## Problem to work on
Each record is to be written out exactly as it appears.

Component data from apps and pages
====
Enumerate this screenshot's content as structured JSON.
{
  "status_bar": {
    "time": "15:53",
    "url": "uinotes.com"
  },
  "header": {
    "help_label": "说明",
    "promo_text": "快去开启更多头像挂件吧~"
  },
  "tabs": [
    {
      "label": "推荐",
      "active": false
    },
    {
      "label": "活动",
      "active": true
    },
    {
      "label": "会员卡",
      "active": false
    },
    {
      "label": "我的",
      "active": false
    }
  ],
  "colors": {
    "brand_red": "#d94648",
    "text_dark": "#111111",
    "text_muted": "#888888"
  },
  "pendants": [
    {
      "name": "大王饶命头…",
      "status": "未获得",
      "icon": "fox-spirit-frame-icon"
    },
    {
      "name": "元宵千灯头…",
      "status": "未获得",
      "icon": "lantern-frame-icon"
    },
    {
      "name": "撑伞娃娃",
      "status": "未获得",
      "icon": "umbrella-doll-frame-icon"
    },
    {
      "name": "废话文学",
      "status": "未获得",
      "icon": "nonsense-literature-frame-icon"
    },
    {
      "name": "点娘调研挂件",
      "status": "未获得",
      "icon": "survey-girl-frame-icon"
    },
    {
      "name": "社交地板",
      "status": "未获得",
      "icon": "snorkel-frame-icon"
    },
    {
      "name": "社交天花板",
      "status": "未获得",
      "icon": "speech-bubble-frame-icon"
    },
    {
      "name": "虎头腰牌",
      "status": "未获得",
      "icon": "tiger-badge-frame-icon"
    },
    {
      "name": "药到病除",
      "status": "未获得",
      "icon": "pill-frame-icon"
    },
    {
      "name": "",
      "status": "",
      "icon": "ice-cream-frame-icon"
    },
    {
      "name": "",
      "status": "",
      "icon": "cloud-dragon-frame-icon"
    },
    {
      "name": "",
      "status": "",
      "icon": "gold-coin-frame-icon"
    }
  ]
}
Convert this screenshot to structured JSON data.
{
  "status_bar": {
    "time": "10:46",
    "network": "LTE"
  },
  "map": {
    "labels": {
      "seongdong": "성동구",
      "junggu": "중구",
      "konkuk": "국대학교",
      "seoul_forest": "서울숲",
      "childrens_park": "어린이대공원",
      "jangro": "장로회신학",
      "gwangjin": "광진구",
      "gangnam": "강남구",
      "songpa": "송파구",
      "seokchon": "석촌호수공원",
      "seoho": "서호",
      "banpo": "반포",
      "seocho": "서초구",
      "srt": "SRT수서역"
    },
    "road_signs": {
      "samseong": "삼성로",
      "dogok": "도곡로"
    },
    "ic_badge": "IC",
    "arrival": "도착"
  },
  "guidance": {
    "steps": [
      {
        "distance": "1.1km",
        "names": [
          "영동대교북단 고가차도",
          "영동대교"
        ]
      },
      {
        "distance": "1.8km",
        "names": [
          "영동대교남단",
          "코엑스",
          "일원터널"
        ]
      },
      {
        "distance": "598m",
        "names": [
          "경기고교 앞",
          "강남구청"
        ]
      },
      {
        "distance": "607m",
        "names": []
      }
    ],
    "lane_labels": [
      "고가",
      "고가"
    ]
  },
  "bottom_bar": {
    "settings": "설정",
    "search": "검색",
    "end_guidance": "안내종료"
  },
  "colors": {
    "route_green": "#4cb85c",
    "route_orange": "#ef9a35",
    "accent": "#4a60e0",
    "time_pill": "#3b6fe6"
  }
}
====
## Reply
Enumerate this screenshot's content as structured JSON.
{
  "status_bar": {
    "time": "15:53",
    "url": "uinotes.com"
  },
  "header": {
    "help_label": "说明",
    "promo_text": "快去开启更多头像挂件吧~"
  },
  "tabs": [
    {
      "label": "推荐",
      "active": false
    },
    {
      "label": "活动",
      "active": true
    },
    {
      "label": "会员卡",
      "active": false
    },
    {
      "label": "我的",
      "active": false
    }
  ],
  "colors": {
    "brand_red": "#d94648",
    "text_dark": "#111111",
    "text_muted": "#888888"
  },
  "pendants": [
    {
      "name": "大王饶命头…",
      "status": "未获得",
      "icon": "fox-spirit-frame-icon"
    },
    {
      "name": "元宵千灯头…",
      "status": "未获得",
      "icon": "lantern-frame-icon"
    },
    {
      "name": "撑伞娃娃",
      "status": "未获得",
      "icon": "umbrella-doll-frame-icon"
    },
    {
      "name": "废话文学",
      "status": "未获得",
      "icon": "nonsense-literature-frame-icon"
    },
    {
      "name": "点娘调研挂件",
      "status": "未获得",
      "icon": "survey-girl-frame-icon"
    },
    {
      "name": "社交地板",
      "status": "未获得",
      "icon": "snorkel-frame-icon"
    },
    {
      "name": "社交天花板",
      "status": "未获得",
      "icon": "speech-bubble-frame-icon"
    },
    {
      "name": "虎头腰牌",
      "status": "未获得",
      "icon": "tiger-badge-frame-icon"
    },
    {
      "name": "药到病除",
      "status": "未获得",
      "icon": "pill-frame-icon"
    },
    {
      "name": "",
      "status": "",
      "icon": "ice-cream-frame-icon"
    },
    {
      "name": "",
      "status": "",
      "icon": "cloud-dragon-frame-icon"
    },
    {
      "name": "",
      "status": "",
      "icon": "gold-coin-frame-icon"
    }
  ]
}
Convert this screenshot to structured JSON data.
{
  "status_bar": {
    "time": "10:46",
    "network": "LTE"
  },
  "map": {
    "labels": {
      "seongdong": "성동구",
      "junggu": "중구",
      "konkuk": "국대학교",
      "seoul_forest": "서울숲",
      "childrens_park": "어린이대공원",
      "jangro": "장로회신학",
      "gwangjin": "광진구",
      "gangnam": "강남구",
      "songpa": "송파구",
      "seokchon": "석촌호수공원",
      "seoho": "서호",
      "banpo": "반포",
      "seocho": "서초구",
      "srt": "SRT수서역"
    },
    "road_signs": {
      "samseong": "삼성로",
      "dogok": "도곡로"
    },
    "ic_badge": "IC",
    "arrival": "도착"
  },
  "guidance": {
    "steps": [
      {
        "distance": "1.1km",
        "names": [
          "영동대교북단 고가차도",
          "영동대교"
        ]
      },
      {
        "distance": "1.8km",
        "names": [
          "영동대교남단",
          "코엑스",
          "일원터널"
        ]
      },
      {
        "distance": "598m",
        "names": [
          "경기고교 앞",
          "강남구청"
        ]
      },
      {
        "distance": "607m",
        "names": []
      }
    ],
    "lane_labels": [
      "고가",
      "고가"
    ]
  },
  "bottom_bar": {
    "settings": "설정",
    "search": "검색",
    "end_guidance": "안내종료"
  },
  "colors": {
    "route_green": "#4cb85c",
    "route_orange": "#ef9a35",
    "accent": "#4a60e0",
    "time_pill": "#3b6fe6"
  }
}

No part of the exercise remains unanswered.